Alice Springs Desert Park

My last day in Alice Springs was spent in the 40 centigrade blazing sun at the Alice Springs Desert Park. An indigenous people run nature preserve and education centre. I had a great time seeing the animals and birds and discussing with the people their culture and traditional ways of living off the land.

Apparently my dress style is Park Ranger. Several older American tourists tried to ask me park info or make small talk about what a hard job I have in the heat. One lady went so far as to come up next to me and pull my iPod earphone out of my ear. I hope in my brisk retort I didn’t bring any trouble to the park, but I can’t be responsible for every American idiot on tour.

Kakadu, The Vivid Monsoon Rainforest

Just a 3-hour drive along the Arnhem Highway almost due east of Darwin is one of the world’s largest natural parks, and certainly as a monsoon wetland, a very different outback from the more usual desert landscape that the term calls to mind.  Actually, Kakadu was home to several integral “outback” scenes of the famous Paul Hogan Films Crocodile Dundee. IN any event, it is a fierce and beautiful land.

The tour group I chose was AAT King tours, and overall I have no major complaint about the two-day tour to Kakadu. As for small complaints, the usual: too many stops to spend money at souvenir shops, not enough time spent at the free National Park attractions (like hikes and scenic lookouts), but that’s touring for you.

On the first day we visited a small outcrop called Nourlangie, home of a short hike to several aboriginal stone paintings and a gorgeous backdrop of sandstone escarpment called lightning dreaming. I was introduced to what I think might be one of the most sensible of supernatural deities: Nabulwinjbulwinj, a dangerous spirit who eats women after striking them with…a yam. It is hot and humid in the tropical north and when we returned from our walk our guide told us it had reached 42° Centigrade with a humidity of about 85%.

After a salad bar luncheon, we enjoyed a guided cruise along the Yellow Billabong. A Billabong is a relatively permanent area of water in the ever-changing wetlands. At this time in the end of the dry season, this rather large Billabong was still connected to the South Alligator River. It was simply teaming with wildlife. There were crocodiles and birds galore. We had two very special events; first a 2-meter Croc swam along side our boat for a spell. Next we witnessed a Kite hunt out (and almost get bested by) a long neck turtle. IN the end the Croc went on his way, disappearing below the surface, and the Kite flew off to the tree line, to enjoy a hearty meal.

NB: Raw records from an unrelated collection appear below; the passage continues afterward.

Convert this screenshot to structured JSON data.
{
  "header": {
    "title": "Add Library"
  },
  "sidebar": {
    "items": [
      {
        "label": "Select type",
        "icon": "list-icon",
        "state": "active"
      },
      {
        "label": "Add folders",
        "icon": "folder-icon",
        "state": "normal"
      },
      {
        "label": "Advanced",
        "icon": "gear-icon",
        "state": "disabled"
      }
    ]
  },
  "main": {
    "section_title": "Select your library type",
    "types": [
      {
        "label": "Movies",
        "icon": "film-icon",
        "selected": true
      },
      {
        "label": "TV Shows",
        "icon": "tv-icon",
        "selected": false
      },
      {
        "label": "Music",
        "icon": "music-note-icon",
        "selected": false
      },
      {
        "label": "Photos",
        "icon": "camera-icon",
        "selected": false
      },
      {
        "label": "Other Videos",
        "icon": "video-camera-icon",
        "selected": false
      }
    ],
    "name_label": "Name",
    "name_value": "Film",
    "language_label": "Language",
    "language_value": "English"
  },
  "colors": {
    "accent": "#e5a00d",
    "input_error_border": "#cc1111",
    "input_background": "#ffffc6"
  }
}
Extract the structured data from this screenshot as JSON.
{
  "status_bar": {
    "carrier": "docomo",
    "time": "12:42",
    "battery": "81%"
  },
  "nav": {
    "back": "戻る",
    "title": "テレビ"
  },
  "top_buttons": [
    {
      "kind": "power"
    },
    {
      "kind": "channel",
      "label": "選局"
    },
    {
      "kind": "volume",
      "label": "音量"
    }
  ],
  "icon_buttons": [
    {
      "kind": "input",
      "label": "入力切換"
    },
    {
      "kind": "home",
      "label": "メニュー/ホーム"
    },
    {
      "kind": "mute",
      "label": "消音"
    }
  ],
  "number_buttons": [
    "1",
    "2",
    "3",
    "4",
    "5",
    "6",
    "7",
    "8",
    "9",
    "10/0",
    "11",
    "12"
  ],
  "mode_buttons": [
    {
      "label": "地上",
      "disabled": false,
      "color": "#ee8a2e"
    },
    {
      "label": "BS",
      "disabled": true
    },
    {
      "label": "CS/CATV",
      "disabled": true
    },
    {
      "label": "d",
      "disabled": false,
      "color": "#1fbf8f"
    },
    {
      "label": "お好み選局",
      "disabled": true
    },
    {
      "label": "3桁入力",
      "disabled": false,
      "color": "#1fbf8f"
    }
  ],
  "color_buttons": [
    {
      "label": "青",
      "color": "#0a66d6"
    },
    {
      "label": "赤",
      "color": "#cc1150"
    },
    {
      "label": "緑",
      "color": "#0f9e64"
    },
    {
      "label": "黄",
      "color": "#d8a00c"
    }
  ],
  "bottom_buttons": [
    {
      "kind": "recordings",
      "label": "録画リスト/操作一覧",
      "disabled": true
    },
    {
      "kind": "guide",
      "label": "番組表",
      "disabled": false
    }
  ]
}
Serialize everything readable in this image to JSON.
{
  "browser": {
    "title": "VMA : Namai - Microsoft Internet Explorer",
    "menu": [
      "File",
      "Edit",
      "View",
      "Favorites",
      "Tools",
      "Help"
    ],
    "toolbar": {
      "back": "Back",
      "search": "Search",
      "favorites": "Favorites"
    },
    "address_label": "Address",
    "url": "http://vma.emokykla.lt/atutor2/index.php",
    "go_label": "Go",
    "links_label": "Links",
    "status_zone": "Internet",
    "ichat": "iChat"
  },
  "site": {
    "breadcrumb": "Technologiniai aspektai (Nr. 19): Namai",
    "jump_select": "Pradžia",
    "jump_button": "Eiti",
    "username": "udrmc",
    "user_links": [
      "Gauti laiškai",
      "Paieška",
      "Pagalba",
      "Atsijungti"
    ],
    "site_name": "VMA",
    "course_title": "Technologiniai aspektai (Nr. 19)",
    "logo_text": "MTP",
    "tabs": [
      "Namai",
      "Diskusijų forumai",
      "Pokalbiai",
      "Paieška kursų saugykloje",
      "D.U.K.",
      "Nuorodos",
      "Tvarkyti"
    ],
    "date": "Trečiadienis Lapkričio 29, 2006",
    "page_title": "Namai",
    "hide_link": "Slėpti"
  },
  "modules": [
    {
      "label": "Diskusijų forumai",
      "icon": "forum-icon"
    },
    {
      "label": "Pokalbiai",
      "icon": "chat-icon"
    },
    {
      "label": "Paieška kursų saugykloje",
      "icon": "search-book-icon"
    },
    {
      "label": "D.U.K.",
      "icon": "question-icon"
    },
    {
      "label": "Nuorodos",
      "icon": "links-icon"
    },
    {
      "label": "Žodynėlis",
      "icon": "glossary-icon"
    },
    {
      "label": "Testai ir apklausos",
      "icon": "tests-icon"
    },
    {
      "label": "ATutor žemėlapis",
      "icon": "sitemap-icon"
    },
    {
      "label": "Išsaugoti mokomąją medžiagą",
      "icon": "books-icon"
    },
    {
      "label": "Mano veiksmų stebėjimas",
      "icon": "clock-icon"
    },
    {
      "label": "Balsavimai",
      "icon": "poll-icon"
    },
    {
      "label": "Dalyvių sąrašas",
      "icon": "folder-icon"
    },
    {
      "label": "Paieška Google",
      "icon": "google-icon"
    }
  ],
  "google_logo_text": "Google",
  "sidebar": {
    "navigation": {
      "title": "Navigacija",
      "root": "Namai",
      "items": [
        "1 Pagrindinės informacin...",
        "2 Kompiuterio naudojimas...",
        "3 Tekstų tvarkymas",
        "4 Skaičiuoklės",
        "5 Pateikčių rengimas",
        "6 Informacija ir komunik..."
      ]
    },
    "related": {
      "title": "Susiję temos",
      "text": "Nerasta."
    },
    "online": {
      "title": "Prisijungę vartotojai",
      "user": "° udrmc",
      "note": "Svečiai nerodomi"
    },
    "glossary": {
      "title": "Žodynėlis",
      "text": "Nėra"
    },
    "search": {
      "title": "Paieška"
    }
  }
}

I had a nice evenings stay in The Aurora Kakadu Resort. A clean and friendly, motel with a welcome cool water swimming pool and a very nice grilled Barramundi for dinner, though not much else in terms of service or facility. Calling it a resort seems a bit of a stretch, but who am I to quibble.

The second day was another exciting and more demanding hike, up to the top of the rocky escarpments of Ubirr. This is one of the sites of the movie filming mentioned, and is also a very recent aboriginal dwelling area with many paintings and even some remaining signs of the life style.

After the hike we had another cruise. This one on the East Alligator which is the boundary to Arnhem Land, part of the Aboriginal nation and a place where few outsiders are allowed to tread. Our tour was guided by an aboriginal lady who showed us a lot of the uses of the river, plants and such, as well as took us for a 15-minute walk into Arnhem Land from the bank of the river. This was very interesting and informative, and I even learned enough to hunt up some bush tucker, the bush passion fruit, a small gooseberry looking thing. I was the only one in my group with enough savvy and gusto to make the attempt, and being a chef I brought back enough for everyone to try.

IN the afternoon we visited The Ranger Mine, one of the several mines licensed by the indigenous people, and in this case an open pit Uranium mine, which was also very interesting. I learned that the way they determine what is ore and what is slag is by having each dump truck pass under a giant Geiger counter, if the load has enough rads off to processing, too little and to the slag pile.

I am of mixed feelings about the tour. I think I could have hit all the same sites and more on my own, but It would certainly have been more dangerous, and perhaps less informative. If I had a travel partner, someone to back me up, the choice would be go-it-alone. But as an individual, and with people concerned for my wellbeing far away, I guess the tour option is better.